Medical Rescue International: (011) 4037080
Police, Inhambane: 09258 199
Provincial Hospital, Inhambane: 09258 197
You can use Mozambique’s cellular networks mCel or Vodacom, to stay in touch in case of emergencies. Activate your international roaming or purchase a ‘giro’ prepaid starter kit with a mCel or Vodacom SIM-card to replace your existing card while you are in Mozambique. Starter kits and airtime vouchers are available at local supermarkets and wherever you see the ‘giro’ sign. Ask the shop assistant to set up the English language option for you.
|how are you?
|I am fine thank you
Muito bem obrigado
|what is you name?
coma se chama?
|write it down please

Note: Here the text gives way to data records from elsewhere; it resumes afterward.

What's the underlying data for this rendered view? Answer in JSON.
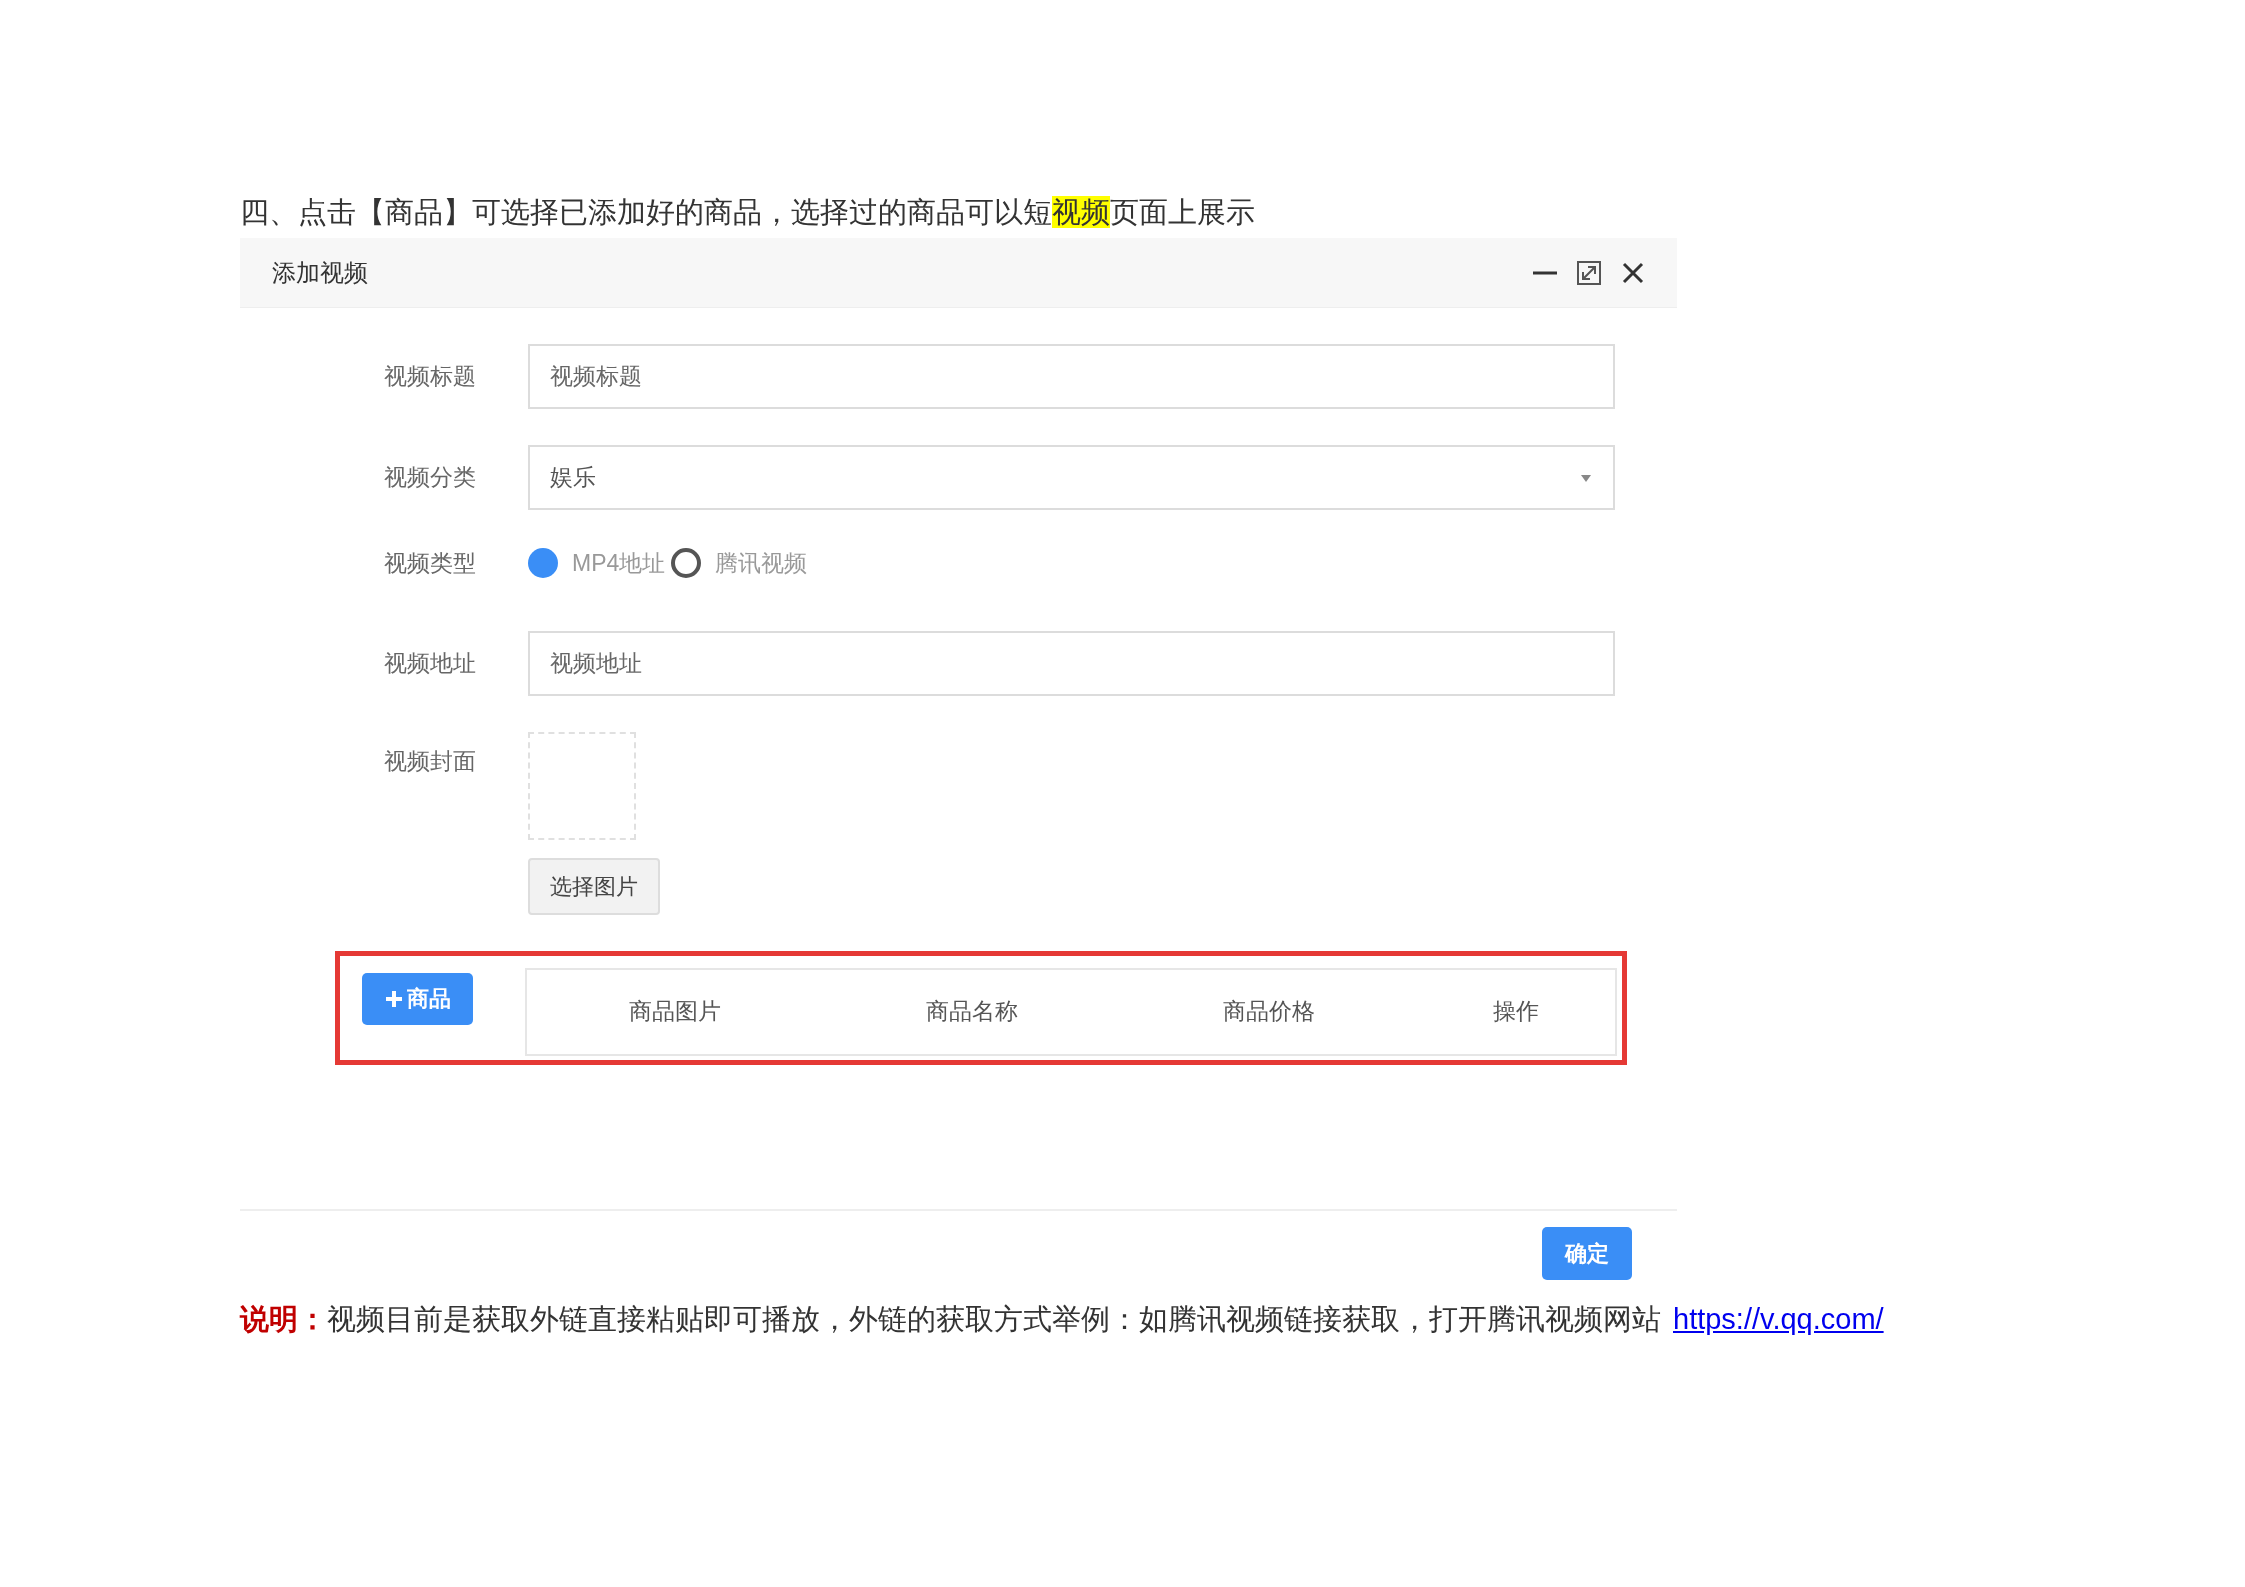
{
  "heading": {
    "parts": [
      {
        "text": "四、点击【商品】可选择已添加好的商品，选择过的商品可以短",
        "highlighted": false
      },
      {
        "text": "视频",
        "highlighted": true
      },
      {
        "text": "页面上展示",
        "highlighted": false
      }
    ]
  },
  "dialog": {
    "title": "添加视频",
    "fields": [
      {
        "kind": "input",
        "label": "视频标题",
        "placeholder": "视频标题"
      },
      {
        "kind": "select",
        "label": "视频分类",
        "value": "娱乐"
      },
      {
        "kind": "radio",
        "label": "视频类型",
        "options": [
          {
            "label": "MP4地址",
            "selected": true
          },
          {
            "label": "腾讯视频",
            "selected": false
          }
        ]
      },
      {
        "kind": "input",
        "label": "视频地址",
        "placeholder": "视频地址"
      },
      {
        "kind": "image",
        "label": "视频封面",
        "button": "选择图片"
      }
    ],
    "goods": {
      "add_button": "商品",
      "columns": [
        "商品图片",
        "商品名称",
        "商品价格",
        "操作"
      ]
    },
    "confirm": "确定"
  },
  "note": {
    "label": "说明：",
    "text": "视频目前是获取外链直接粘贴即可播放，外链的获取方式举例：如腾讯视频链接获取，打开腾讯视频网站",
    "link": "https://v.qq.com/"
  }
}
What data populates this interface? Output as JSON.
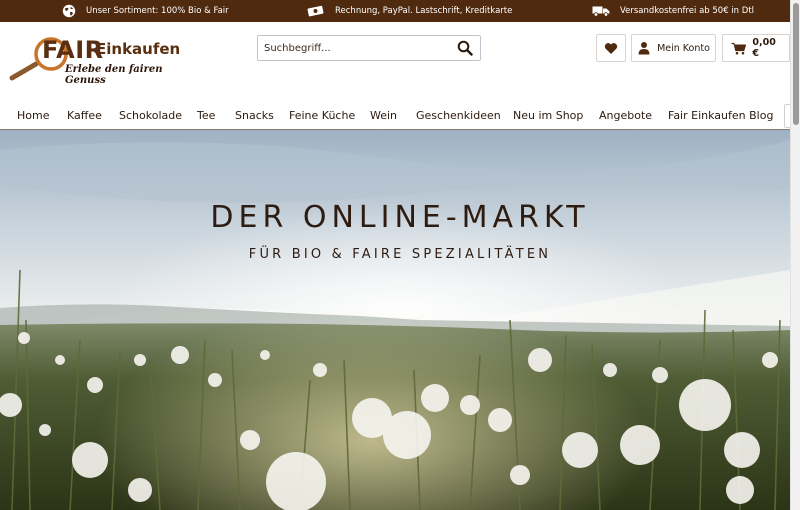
{
  "topbar": {
    "items": [
      {
        "icon": "globe-icon",
        "text": "Unser Sortiment: 100% Bio & Fair"
      },
      {
        "icon": "money-icon",
        "text": "Rechnung, PayPal. Lastschrift, Kreditkarte"
      },
      {
        "icon": "truck-icon",
        "text": "Versandkostenfrei ab 50€ in Dtl"
      }
    ]
  },
  "logo": {
    "fair": "FAIR",
    "einkaufen": "Einkaufen",
    "tagline": "Erlebe den fairen Genuss"
  },
  "search": {
    "placeholder": "Suchbegriff..."
  },
  "header": {
    "account_label": "Mein Konto",
    "cart_total": "0,00 €"
  },
  "nav": {
    "items": [
      "Home",
      "Kaffee",
      "Schokolade",
      "Tee",
      "Snacks",
      "Feine Küche",
      "Wein",
      "Geschenkideen",
      "Neu im Shop",
      "Angebote",
      "Fair Einkaufen Blog"
    ]
  },
  "hero": {
    "title": "DER ONLINE-MARKT",
    "subtitle": "FÜR BIO & FAIRE SPEZIALITÄTEN"
  },
  "colors": {
    "brand_brown": "#4f2a0f",
    "accent_orange": "#c8742a",
    "text_dark": "#2b1a0e"
  }
}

escrever faz favor
atÃ¡ logo, adeus, ciao
|rate of exchange?
qual o cambio?
|I do not understand
noba faz mal
castanha de caju
perigo / perigoso
|the bill please
conta faz favor
|name of this town?
nome desta vila?